“Not all those who wander are lost” seems to be the focus of this non-fiction biography by Krakauer about a young man named Chris McCandless who went into the Alaskan wilderness, but never came out again. Krakauer examines McCandless’ history, friendships, and probable motivations while also comparing his case to other young men who died or disappeared in the wilderness. He also gets very personal and recounts a solo mountain climbing adventure of his own that nearly went south, but didn’t- crediting his survival to luck rather than skill. Into the Wild paints McCandless as a man with a brilliant mind and the soul of an artist, who didn’t fit in to the modern world’s or his family’s view of how he was supposed to be.
“In April 1992, a young man from a well-to-do East Coast family hitchhiked to Alaska and walked alone into the wilderness north of Mt. McKinley. Four months later his decomposed body was found by a party of moose hunters.” pg 10, ebook. For much of the book, Krakauer tries to figure out what ultimately ended McCandless’s life. In the edition I read, he had a new afterword that he penned in April 2015, talking about his definitive theory for why McCandless died. If you haven’t read the book since it was published, I really recommend picking up a new edition if only to read that.
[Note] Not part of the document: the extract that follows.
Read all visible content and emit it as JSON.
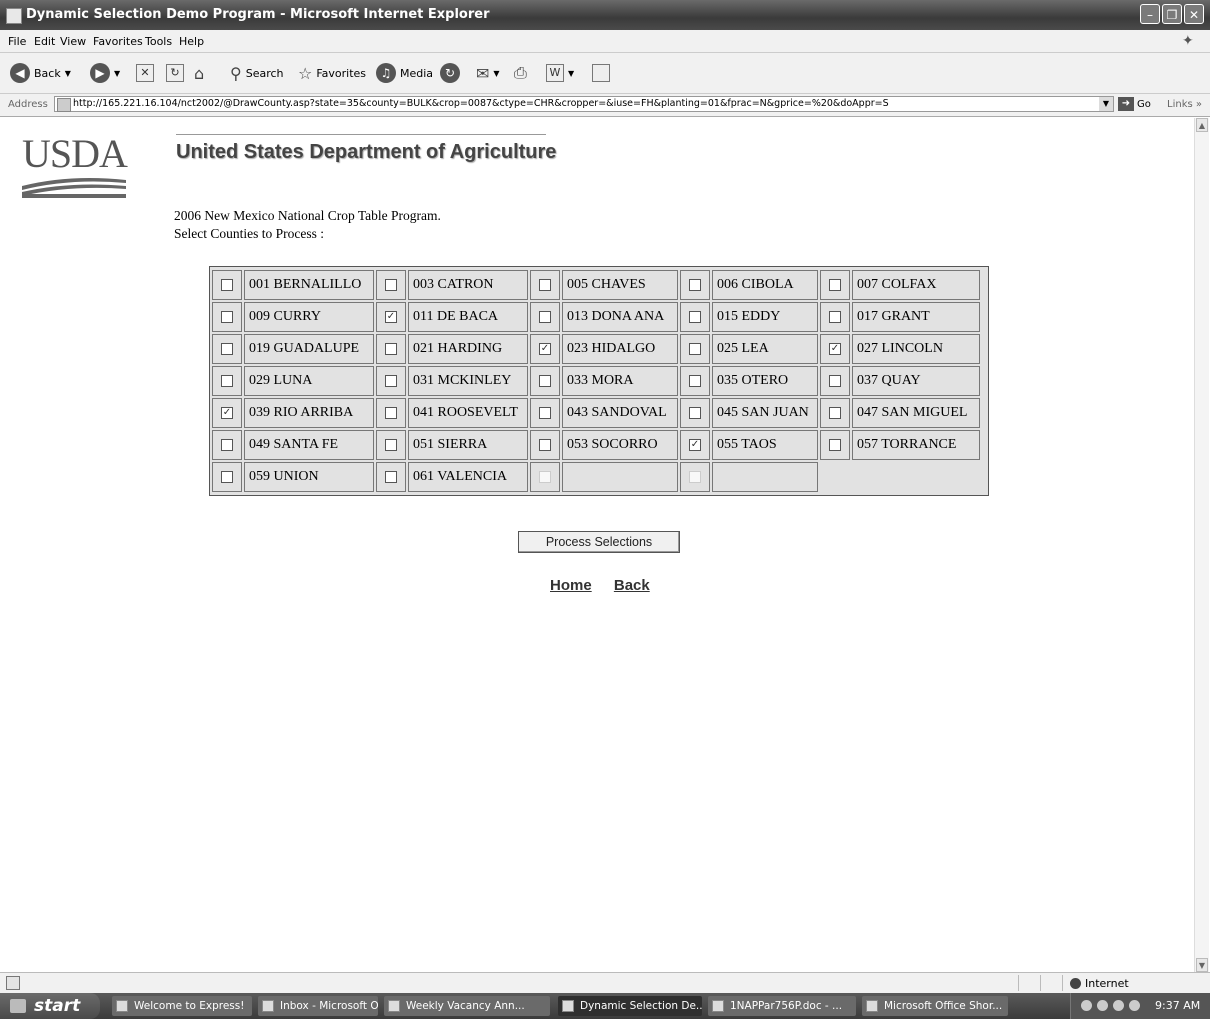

Krakauer includes actual journal entries from McCandless’s wanderings, which I thought gave us a pretty clear window into the man’s mind: “It is the experiences, the memories, the great triumphant joy of living to the fullest extent in which real meaning is found. God it’s great to be alive! Thank you. Thank you.” pg 37, ebook. We saw a man who cared about life, about the way he was living, and about the way he interacted with others.
It is curious to me that his relationship with his parents wasn’t better, but I’ll let Krakauer tell you all about it: “McCandless’s personality was puzzling in its complexity. He was intensely private but could be convivial and gregarious in the extreme. And despite his overdeveloped social conscience, he was no tight-lipped, perpetually grim do-gooder who frowned on fun. To the contrary, he enjoyed tipping a glass now and then and was an incorrigible ham.” pg 95
As interesting as McCandless’s story is, my favorite part of this book was Krakauer’s experience solo climbing the Devil’s Thumb in Alaska. “By and by your attention becomes so intensely focused that you no longer notice the raw knuckles, the cramping thighs, the strain of maintaining nonstop concentration. A trancelike state settles over your efforts; the climb becomes a clear-eyed dream. Hours slide by like minutes. The accumulated clutter of day-to-day existence- the lapses of conscience, the unpaid bills, the bungled opportunities, the dust under the couch, the inescapable prison of your genes- all of it is temporarily forgotten, crowded from your thoughts by an overpowering clarity of purpose and by the seriousness of the task at hand.” pg 115, ebook. That passage made me wonder- what sorts of things do I like to do in my life as much as Krakauer loves climbing? It seems to me, that the state of flow he’s describing there, would be a place that I would like to dwell in as much as possible.
Recommended for folks who like to read about people with unconventional life styles or if you’re looking for a book about the human spirit. Into the Wild is a book about why people wander, what they may find, and, sadly, the loved ones they leave behind. Some further reading: Naked and Marooned: One Man. One Island., Man’s Search for Meaning, or A Death on Diamond Mountain: A True Story of Obsession, Madness, and the Path to Enlightenment.
Thanks for reading!